Sat. Mar 2nd, 2024


Poker is a card game where players bet chips, and either win or lose. There are dozens of variations on the game, but the basic mechanics remain the same. Players put in a blind bet of some sort, usually called an ante, and then receive cards that they keep hidden from their opponents. They can call, raise or fold.

Poker has a reputation for being a game of chance, but it also requires a lot of skill. A player must be able to read other players’ tells, including their eye movements, idiosyncrasies and betting behavior. They must be able to calculate the odds of their hand winning, and then make the best decision accordingly. A good poker player knows when to call, raise or fold.

One of the best ways to improve your poker skills is to play with experienced players. Observe how they react to certain situations and then try to replicate their strategies in your own games. This will help you develop quick instincts and become a better player.

Another way to learn the game is to take smaller risks in lower-stakes situations. As you gain confidence, you can gradually increase the size of your risks. As you do, your chances of winning will increase, too. However, it’s important to remember that some of your risks will fail.

There are many different ways to play poker, but the most popular is Texas Hold ‘Em. In this variation, each player gets two cards, known as hole cards. Five community cards are then dealt face up in stages, starting with three cards called the flop and then adding an additional card known as the turn and finally another card, called the river. The best hand wins.

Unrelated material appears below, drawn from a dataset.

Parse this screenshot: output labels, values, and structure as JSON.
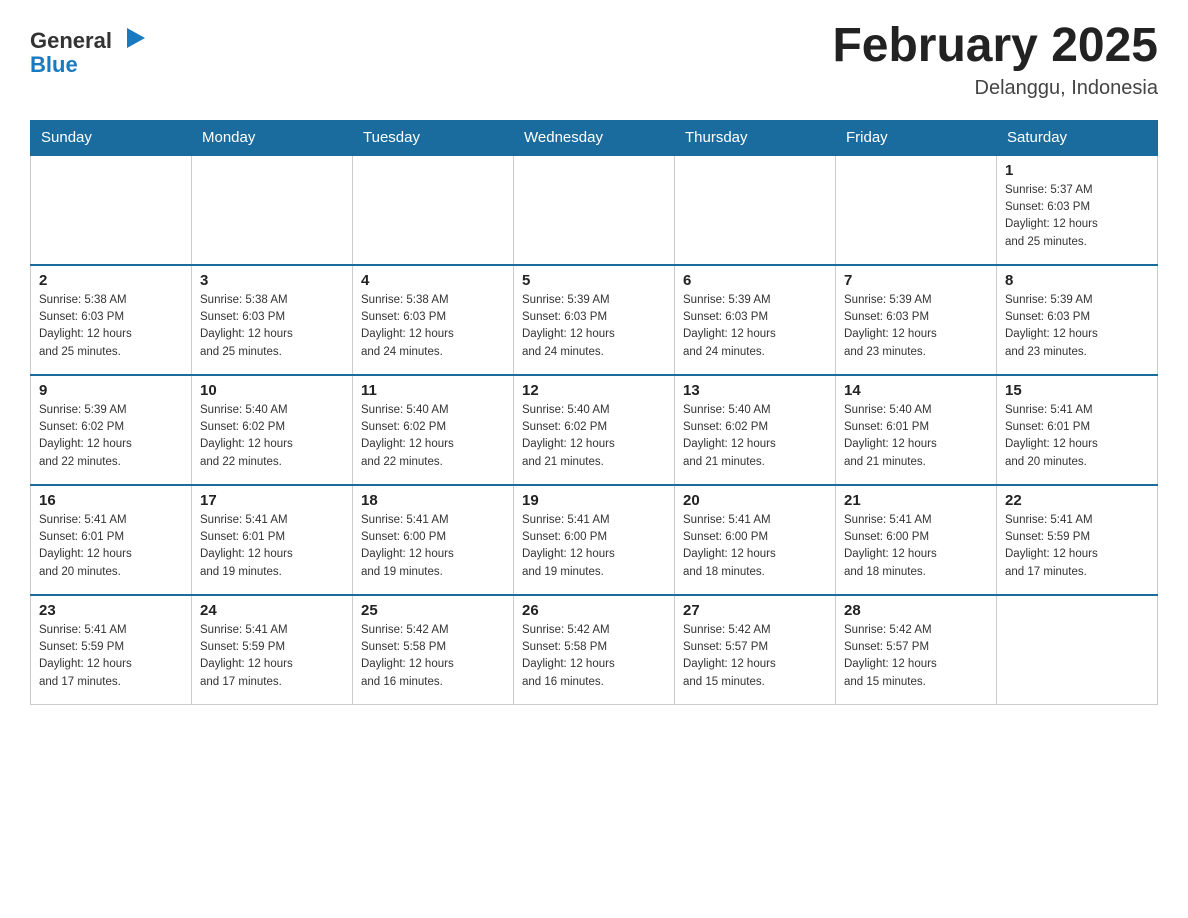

A high-card hand, such as a pair or two of a kind, is worth the most. A straight is any sequence of 5 consecutive cards of the same rank. A flush is a pair of matching cards of the same rank, while a full house is 3 matching cards of the same rank and 2 matching cards of another rank.

The history of poker is not well documented, but it’s likely that the game was developed in China and then spread to Europe in the 17th century. The game became more widespread during the American Civil War when it was added to a number of other card games, such as draw poker and stud poker.

If you want to write a poker book, it is important that you have top-notch writing skills, particularly with regard to the use of verbs and adjectives. You should also be able to describe the action and by-play in a way that engages your readers.